If you’re holding the weight in your right hand, for example, you have to press down extra hard with your right foot to lift both yourself—and the weight—back up to standing, Mansour explains. You’ll also need to engage the right side of your torso from the lower ribs down to the hip bone to keep yourself steady and balanced, she says. At the same time, you’ll need strength on the left side of your waist to make sure your hips stay even and to prevent yourself from leaning over to your right side.
To reap these said total-body benefits, you need to take your time with each rep, Mansour adds. “You have to go slow to feel this in the abs.”
Here’s how to do the move:
Pick a set of light weights. Mansour recommends between 3 to 5 pounds. If you don’t have weights, you can use a set of similarly weighted objects at home, like water bottles or sandbags, suggests Brewer.
- Stand with your feet slightly wider than your hips and grab one weight firmly in your right hand and place the other weight slightly in front and out to the side of your left foot.

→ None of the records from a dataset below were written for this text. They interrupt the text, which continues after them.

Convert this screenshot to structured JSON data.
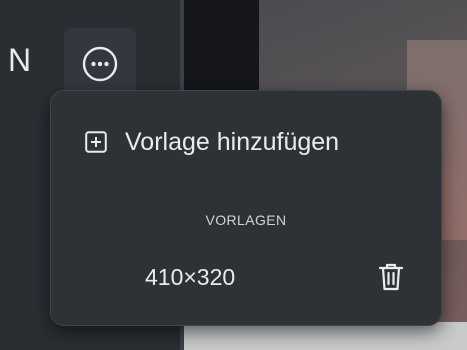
{
  "panel": {
    "label_partial": "N"
  },
  "menu": {
    "more_button_icon": "more-horizontal-circle-icon",
    "add_template": {
      "icon": "plus-square-icon",
      "label": "Vorlage hinzufügen"
    },
    "section_header": "VORLAGEN",
    "templates": [
      {
        "label": "410×320",
        "action_icon": "trash-icon"
      }
    ]
  },
  "colors": {
    "popup_background": "#2e3237",
    "text": "#e9ebee",
    "panel_background": "#2a2e33"
  }
}
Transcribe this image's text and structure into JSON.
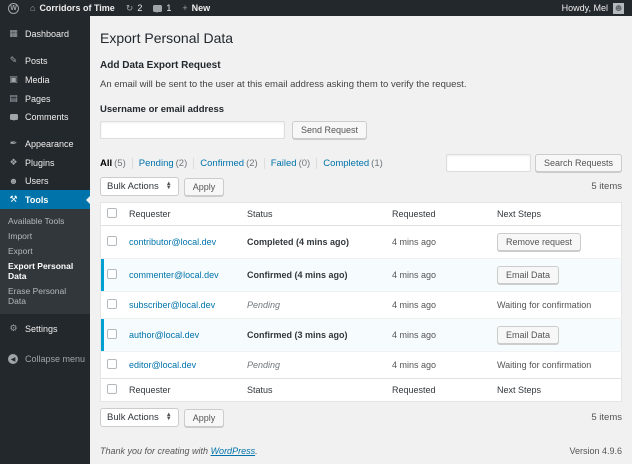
{
  "admin_bar": {
    "site_name": "Corridors of Time",
    "updates_count": "2",
    "comments_count": "1",
    "new_label": "New",
    "howdy": "Howdy, Mel"
  },
  "icons": {
    "wp_logo": "W",
    "home": "⌂",
    "updates": "↻",
    "new": "+",
    "dashboard": "▦",
    "posts": "✎",
    "media": "▣",
    "pages": "▤",
    "appearance": "✒",
    "plugins": "❖",
    "users": "☻",
    "tools": "⚒",
    "settings": "⚙",
    "collapse": "◀",
    "avatar": "☻",
    "select_arrows_up": "▲",
    "select_arrows_down": "▼"
  },
  "sidebar": {
    "items": [
      {
        "label": "Dashboard"
      },
      {
        "label": "Posts"
      },
      {
        "label": "Media"
      },
      {
        "label": "Pages"
      },
      {
        "label": "Comments"
      },
      {
        "label": "Appearance"
      },
      {
        "label": "Plugins"
      },
      {
        "label": "Users"
      },
      {
        "label": "Tools"
      }
    ],
    "tools_submenu": [
      {
        "label": "Available Tools"
      },
      {
        "label": "Import"
      },
      {
        "label": "Export"
      },
      {
        "label": "Export Personal Data"
      },
      {
        "label": "Erase Personal Data"
      }
    ],
    "settings_label": "Settings",
    "collapse_label": "Collapse menu"
  },
  "page": {
    "title": "Export Personal Data",
    "section_title": "Add Data Export Request",
    "description": "An email will be sent to the user at this email address asking them to verify the request.",
    "username_label": "Username or email address",
    "username_value": "",
    "send_button": "Send Request"
  },
  "filters": [
    {
      "label": "All",
      "count": "(5)"
    },
    {
      "label": "Pending",
      "count": "(2)"
    },
    {
      "label": "Confirmed",
      "count": "(2)"
    },
    {
      "label": "Failed",
      "count": "(0)"
    },
    {
      "label": "Completed",
      "count": "(1)"
    }
  ],
  "toolbar": {
    "bulk_actions_label": "Bulk Actions",
    "apply_label": "Apply",
    "search_value": "",
    "search_button": "Search Requests",
    "items_count": "5 items"
  },
  "table": {
    "columns": [
      "Requester",
      "Status",
      "Requested",
      "Next Steps"
    ],
    "rows": [
      {
        "requester": "contributor@local.dev",
        "status": "Completed (4 mins ago)",
        "requested": "4 mins ago",
        "next_steps": "Remove request"
      },
      {
        "requester": "commenter@local.dev",
        "status": "Confirmed (4 mins ago)",
        "requested": "4 mins ago",
        "next_steps": "Email Data"
      },
      {
        "requester": "subscriber@local.dev",
        "status": "Pending",
        "requested": "4 mins ago",
        "next_steps": "Waiting for confirmation"
      },
      {
        "requester": "author@local.dev",
        "status": "Confirmed (3 mins ago)",
        "requested": "4 mins ago",
        "next_steps": "Email Data"
      },
      {
        "requester": "editor@local.dev",
        "status": "Pending",
        "requested": "4 mins ago",
        "next_steps": "Waiting for confirmation"
      }
    ]
  },
  "footer": {
    "thanks_prefix": "Thank you for creating with ",
    "wordpress_link": "WordPress",
    "thanks_suffix": ".",
    "version": "Version 4.9.6"
  },
  "colors": {
    "accent": "#0073aa",
    "admin_bar_bg": "#23282d",
    "submenu_bg": "#32373c",
    "highlight_border": "#00a0d2",
    "highlight_bg": "#f6fbfe",
    "content_bg": "#f1f1f1"
  }
}
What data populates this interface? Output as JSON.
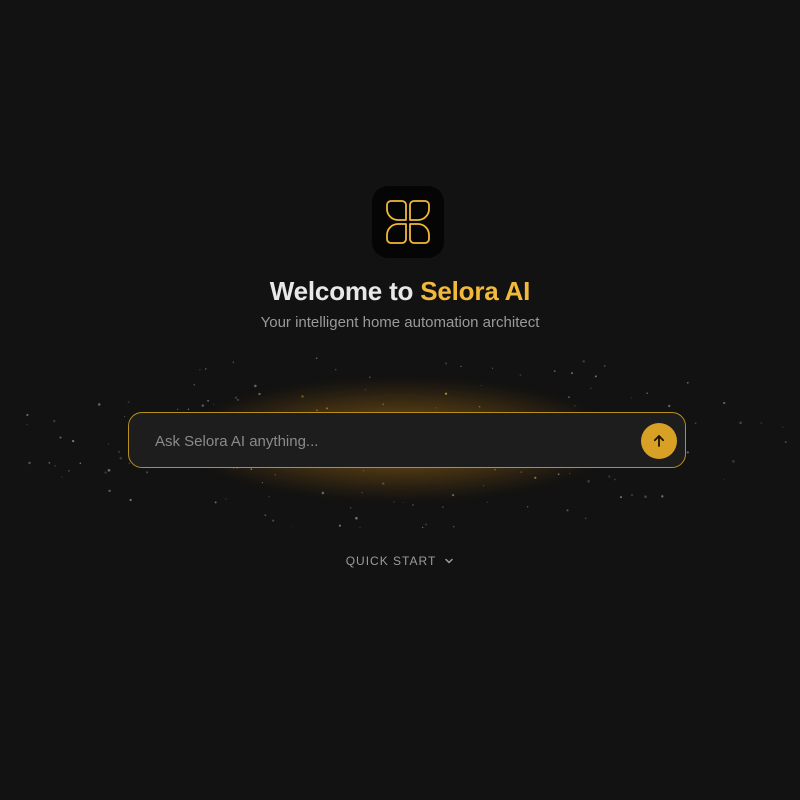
{
  "hero": {
    "title_prefix": "Welcome to ",
    "title_brand": "Selora AI",
    "subtitle": "Your intelligent home automation architect"
  },
  "search": {
    "placeholder": "Ask Selora AI anything...",
    "value": ""
  },
  "quick_start": {
    "label": "QUICK START"
  },
  "icons": {
    "logo": "selora-logo-icon",
    "send": "arrow-up-icon",
    "expand": "chevron-down-icon"
  },
  "colors": {
    "background": "#121212",
    "accent": "#f2b93b",
    "send_button": "#d8a025",
    "input_border": "#b8901f"
  }
}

- Engage your abs and hinge forward at your hips to push your butt straight back as you lean your upper half forward. Keep your back straight (not arched or rounded) and your arms straight.
- Looking straight ahead, keep leaning forward with your upper body until you can place the weight slightly in front and out to the side of your right foot.
- Once you’ve let go of the weight, pick up the weight on the left side of your body with your left hand.
- From here, press down evenly with both feet to return to standing while holding the weight. Keep your gaze fixed ahead.
- This is one rep. Repeat, this time setting the left weight down and grabbing the right weight.
- Do 10 reps (5 on each side). Rest and repeat two more times, for a total of 3 rounds of 10 reps each.
Make sure you press down evenly with both feet as you stand up, Mansour stresses. This “will help you maintain balance and send the work up [from your feet to your midsection] so you are working your core,” she explains. You should also keep your weight in your heels as much as possible, adds Brewer. This will help engage your glutes and hamstrings.
To make the move easier, you could alternate between reps with weights and reps without weights, suggests Brewer. You can also switch up the tempo of this move by descending for four counts and ascending on one powerful count, Brewer adds.
Lastly, don’t be afraid to get creative by changing up other elements of this move. “Not only can you change the weight for this exercise but also tempos, ranges of motion, placement of weight, etc., for a bit of extra fun,” Holder writes in the caption. “Try it out!”